What does the Family Court have to look at when making decisions about a child?
2 minute read
When the Family Court makes any decision relating to a child, the child’s welfare must always be the court’s ‘paramount consideration’. This is known as the welfare principle. Or the paramountcy principle. It means the court needs to think what is in the child’s best interests when it makes decisions (see section 1 (1) of the Children Act 1989.
To help work out what is in a child’s best interests, the court must use the welfare checklist. This is set out at section 1 (3) of the Children Act 1989.
The checklist says that the Family Court must take into account:
- The child’s wishes and feelings (bearing in mind the child’s age and understanding)
- The child’s needs (physical, emotional and educational)
- The likely effect on the child of any changes in their circumstances
- The child’s age, sex and background (and any other relevant characteristics)
- Any harm the child has suffered (or any risk of harm)
- The parents’ ability to meet the child’s needs
- All the powers the Family Court has.
To understand the child’s wishes and feelings the court should draw on information from:
- The child’s social worker
- The children’s guardian
- Family members
- And the child more directly (depending on their age).
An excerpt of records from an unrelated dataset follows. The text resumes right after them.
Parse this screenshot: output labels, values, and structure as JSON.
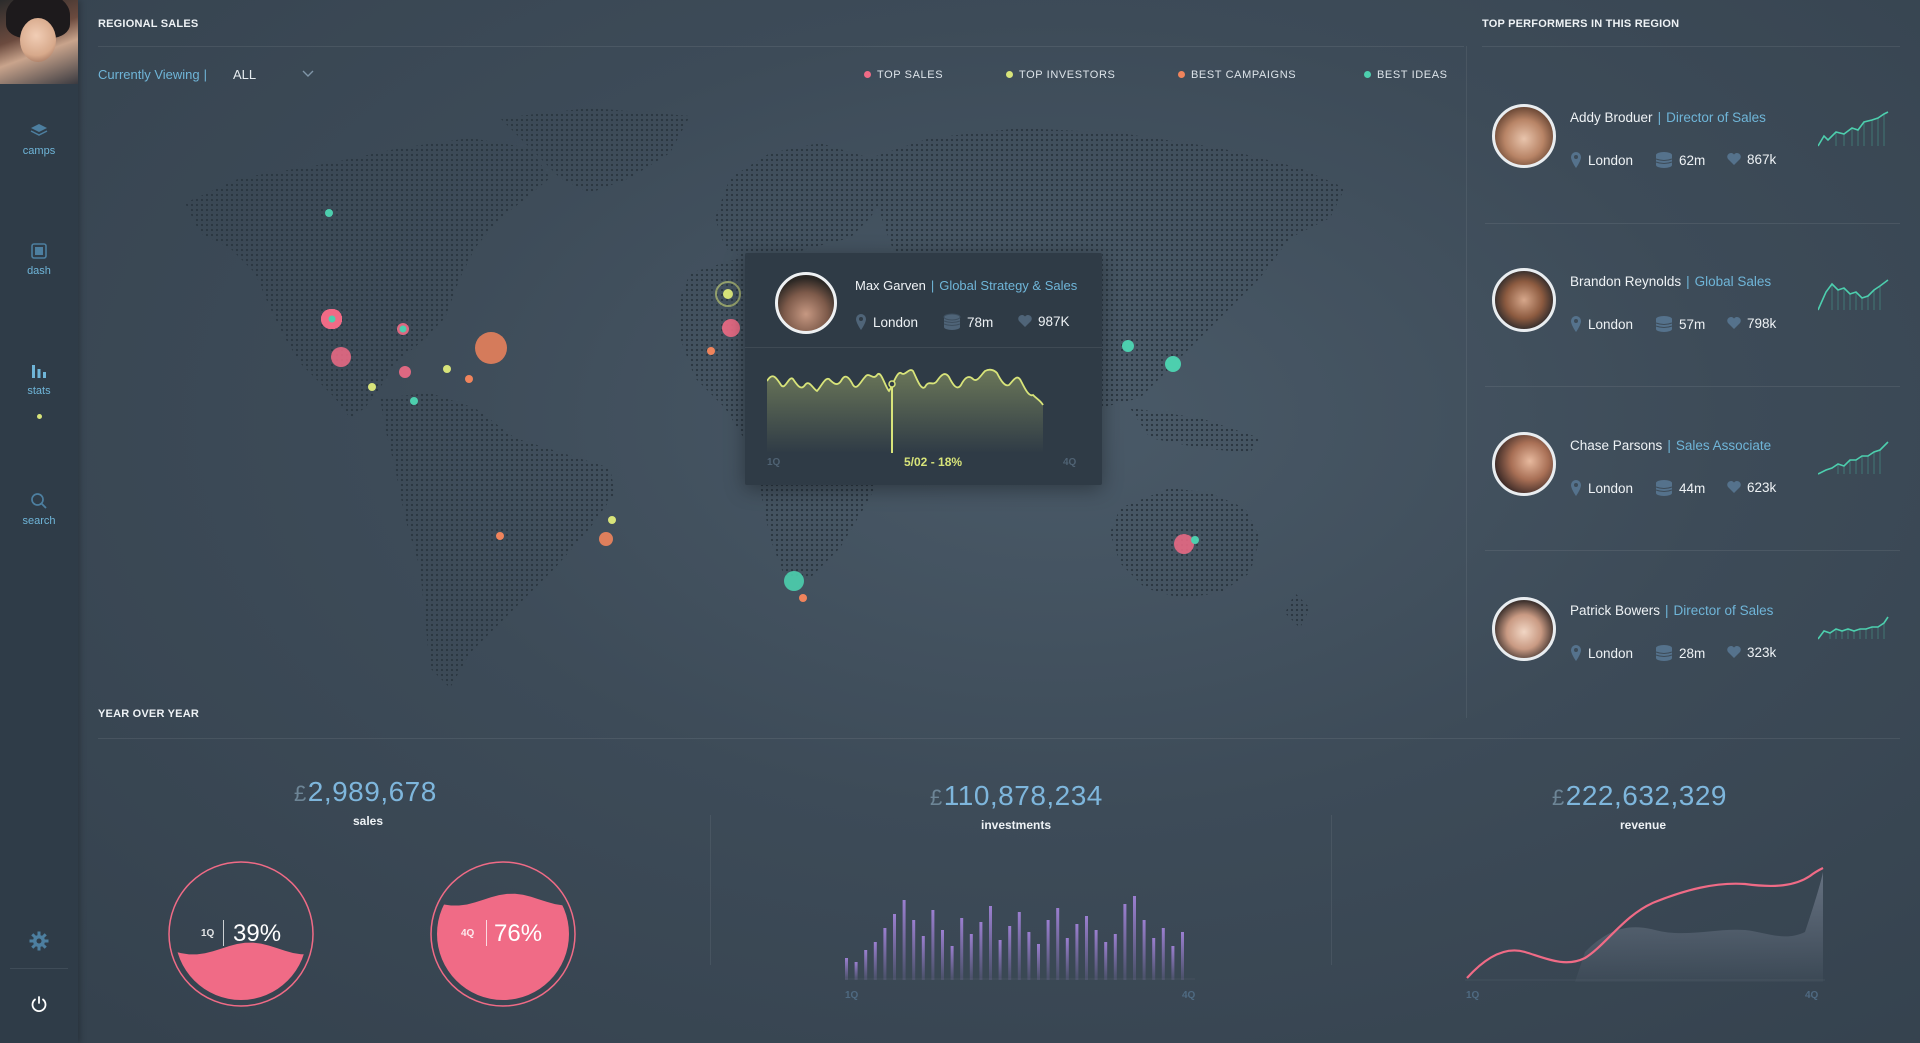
{
  "sidebar": {
    "items": [
      {
        "label": "camps"
      },
      {
        "label": "dash"
      },
      {
        "label": "stats"
      },
      {
        "label": "search"
      }
    ]
  },
  "regional": {
    "title": "REGIONAL SALES",
    "viewing_label": "Currently Viewing",
    "viewing_sep": "|",
    "viewing_value": "ALL",
    "legend": [
      {
        "label": "TOP SALES",
        "color": "#f06b86"
      },
      {
        "label": "TOP INVESTORS",
        "color": "#d8e47a"
      },
      {
        "label": "BEST CAMPAIGNS",
        "color": "#f0845c"
      },
      {
        "label": "BEST IDEAS",
        "color": "#4dcfae"
      }
    ]
  },
  "popup": {
    "name": "Max Garven",
    "sep": "|",
    "role": "Global Strategy & Sales",
    "location": "London",
    "coins": "78m",
    "likes": "987K",
    "axis_start": "1Q",
    "axis_end": "4Q",
    "marker_label": "5/02 - 18%"
  },
  "performers": {
    "title": "TOP PERFORMERS IN THIS REGION",
    "items": [
      {
        "name": "Addy Broduer",
        "role": "Director of Sales",
        "location": "London",
        "coins": "62m",
        "likes": "867k"
      },
      {
        "name": "Brandon Reynolds",
        "role": "Global Sales",
        "location": "London",
        "coins": "57m",
        "likes": "798k"
      },
      {
        "name": "Chase Parsons",
        "role": "Sales Associate",
        "location": "London",
        "coins": "44m",
        "likes": "623k"
      },
      {
        "name": "Patrick Bowers",
        "role": "Director of Sales",
        "location": "London",
        "coins": "28m",
        "likes": "323k"
      }
    ]
  },
  "yoy": {
    "title": "YEAR OVER YEAR",
    "currency": "£",
    "sales": {
      "value": "2,989,678",
      "label": "sales"
    },
    "investments": {
      "value": "110,878,234",
      "label": "investments"
    },
    "revenue": {
      "value": "222,632,329",
      "label": "revenue"
    },
    "gauge1": {
      "q": "1Q",
      "pct": "39%",
      "fill": 0.39
    },
    "gauge2": {
      "q": "4Q",
      "pct": "76%",
      "fill": 0.76
    },
    "axis_start": "1Q",
    "axis_end": "4Q"
  },
  "colors": {
    "accent_blue": "#6fb5d8",
    "pink": "#f06b86",
    "yellow": "#d8e47a",
    "orange": "#f0845c",
    "teal": "#4dcfae",
    "purple": "#9b7fd0"
  }
}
When the Family Court is asked to make any kind of order about a child’s life under the Children Act 1989, it must ask whether an order is needed. Or whether the plans the court has decided, or agreed, are right for the child can still be put in place without an order being made.